[Element data from apps and pages]
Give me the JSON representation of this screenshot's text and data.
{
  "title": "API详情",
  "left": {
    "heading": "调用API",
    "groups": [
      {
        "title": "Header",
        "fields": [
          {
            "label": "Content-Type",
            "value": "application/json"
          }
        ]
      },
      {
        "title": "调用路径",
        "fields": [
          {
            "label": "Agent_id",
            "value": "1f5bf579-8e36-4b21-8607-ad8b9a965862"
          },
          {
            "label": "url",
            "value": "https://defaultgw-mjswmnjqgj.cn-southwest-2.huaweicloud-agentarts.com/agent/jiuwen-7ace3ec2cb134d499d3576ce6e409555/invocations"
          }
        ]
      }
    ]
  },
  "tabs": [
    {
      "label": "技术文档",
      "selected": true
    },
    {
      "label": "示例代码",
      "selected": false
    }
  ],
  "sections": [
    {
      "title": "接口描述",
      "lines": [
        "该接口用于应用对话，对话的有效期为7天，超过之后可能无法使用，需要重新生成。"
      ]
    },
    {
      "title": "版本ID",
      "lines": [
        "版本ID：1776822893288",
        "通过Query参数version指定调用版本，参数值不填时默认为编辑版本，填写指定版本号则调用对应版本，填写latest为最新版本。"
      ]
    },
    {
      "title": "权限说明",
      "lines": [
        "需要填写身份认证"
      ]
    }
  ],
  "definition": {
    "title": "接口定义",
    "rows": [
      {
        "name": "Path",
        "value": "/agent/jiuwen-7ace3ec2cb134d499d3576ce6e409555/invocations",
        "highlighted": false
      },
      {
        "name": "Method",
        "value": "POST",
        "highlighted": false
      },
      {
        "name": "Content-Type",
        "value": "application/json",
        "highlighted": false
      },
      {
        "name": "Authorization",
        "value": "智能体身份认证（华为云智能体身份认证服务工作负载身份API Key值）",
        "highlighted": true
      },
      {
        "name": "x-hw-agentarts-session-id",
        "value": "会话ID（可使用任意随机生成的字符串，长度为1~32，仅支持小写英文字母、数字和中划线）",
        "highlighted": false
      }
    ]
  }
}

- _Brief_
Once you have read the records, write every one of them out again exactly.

- _Response to this task_
Give me the JSON representation of this screenshot's text and data.
{
  "title": "API详情",
  "left": {
    "heading": "调用API",
    "groups": [
      {
        "title": "Header",
        "fields": [
          {
            "label": "Content-Type",
            "value": "application/json"
          }
        ]
      },
      {
        "title": "调用路径",
        "fields": [
          {
            "label": "Agent_id",
            "value": "1f5bf579-8e36-4b21-8607-ad8b9a965862"
          },
          {
            "label": "url",
            "value": "https://defaultgw-mjswmnjqgj.cn-southwest-2.huaweicloud-agentarts.com/agent/jiuwen-7ace3ec2cb134d499d3576ce6e409555/invocations"
          }
        ]
      }
    ]
  },
  "tabs": [
    {
      "label": "技术文档",
      "selected": true
    },
    {
      "label": "示例代码",
      "selected": false
    }
  ],
  "sections": [
    {
      "title": "接口描述",
      "lines": [
        "该接口用于应用对话，对话的有效期为7天，超过之后可能无法使用，需要重新生成。"
      ]
    },
    {
      "title": "版本ID",
      "lines": [
        "版本ID：1776822893288",
        "通过Query参数version指定调用版本，参数值不填时默认为编辑版本，填写指定版本号则调用对应版本，填写latest为最新版本。"
      ]
    },
    {
      "title": "权限说明",
      "lines": [
        "需要填写身份认证"
      ]
    }
  ],
  "definition": {
    "title": "接口定义",
    "rows": [
      {
        "name": "Path",
        "value": "/agent/jiuwen-7ace3ec2cb134d499d3576ce6e409555/invocations",
        "highlighted": false
      },
      {
        "name": "Method",
        "value": "POST",
        "highlighted": false
      },
      {
        "name": "Content-Type",
        "value": "application/json",
        "highlighted": false
      },
      {
        "name": "Authorization",
        "value": "智能体身份认证（华为云智能体身份认证服务工作负载身份API Key值）",
        "highlighted": true
      },
      {
        "name": "x-hw-agentarts-session-id",
        "value": "会话ID（可使用任意随机生成的字符串，长度为1~32，仅支持小写英文字母、数字和中划线）",
        "highlighted": false
      }
    ]
  }
}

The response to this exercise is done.